The law of adoption can be complicated, especially when looking to adopt a child who was born as a result of surrogacy, because this area of law was not designed for surrogate children. It can however be a helpful way to obtain legal parenthood when an out of time application for a Parental Order has not succeeded.

It may be that a couple (or a single person) may wish to adopt a child who is of no biological link to them i.e. a child not born through surrogacy or a child who has been removed from their biological family due to safeguarding concerns. If this is the case then those individuals should contact either the adoption agency that forms part of their local council or a voluntary adoption agency. Those services will be able to take you through the appropriate process. Once an adoption order has been made the child will be placed with their “forever family” and the adoptive parents will be considered the child’s legal parents.

Surrogate Disputes

It is important to note that surrogacy agreements are not binding in England and Wales so there is often an underlying concern that the surrogate mother will not “hand over” the child to the intended parents.
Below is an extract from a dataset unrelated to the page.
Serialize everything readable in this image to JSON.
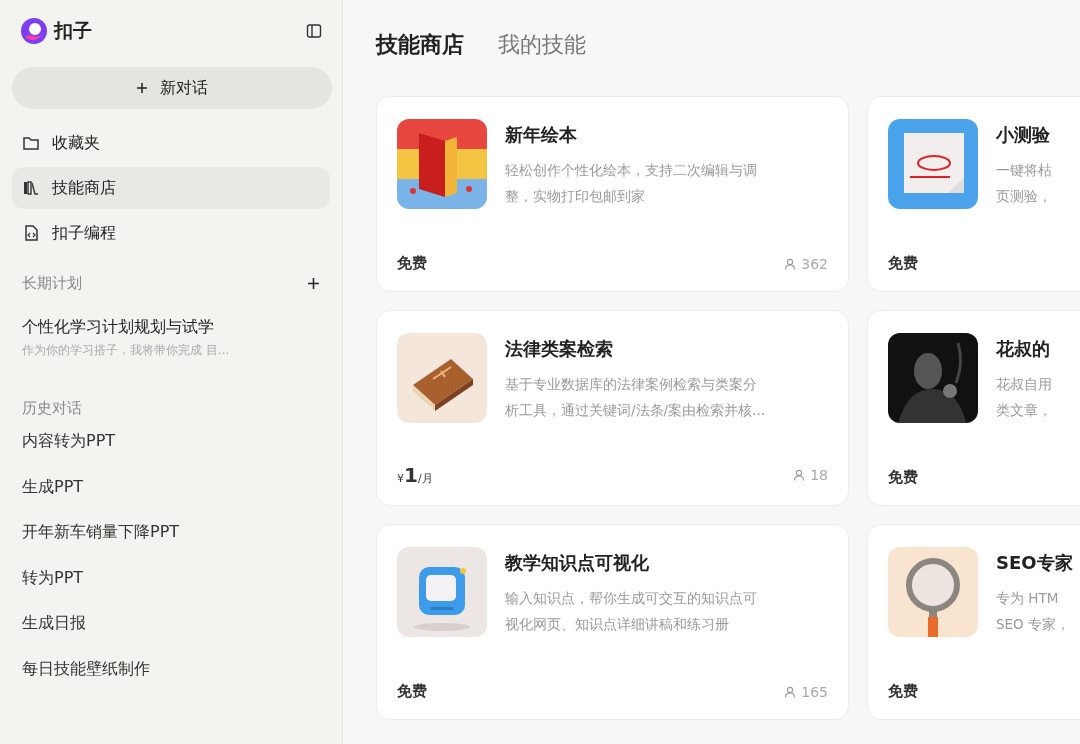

It should also be noted that one of the criteria for making a parental order the legal parents (the surrogate mother and her spouse if she is married or if using a registered fertility clinic, the other nominated parent) MUST consent to the application and the Court is not able to “dispense” with the consent of the child’s legal parents.

Should a situation like this occur matters can be dealt with the assistance of a Child Arrangements Order. In Child Arrangement proceedings the Courts paramount consideration will be the welfare of the child, this is different from the Court’s paramount consideration in a Parental Order or Adoption Order proceedings which is “the child’s lifelong welfare.”

Where a Child Arrangements Order is made legal parenthood will not be diminished but the Court has the power to award parental responsibility to the intended parents so that they are involved in decision making for the child and entitled to either have the child living with them or having contact to the child (depending on the Courts decision).

It is worth noting that there often is no dispute and the surrogate mother and her spouse if she is married will usually consent to the making of a parental order. However, Child Arrangement Order are a good alternative position should a situation like the above occur.

We Can Help

If you would like specific advice on obtaining a parental order or would like some advice about your parental rights do not hesitate to contact Lewis Chatten by calling the office on 0121 704 3311 or alternatively you can email Lewis directly at lewis@charlesstrachan.com.

Legal Aid may be available and Lewis would be happy to discuss this with you. If Legal Aid is not available Lewis will be able to offer you one of our competitive fixed fee appointments.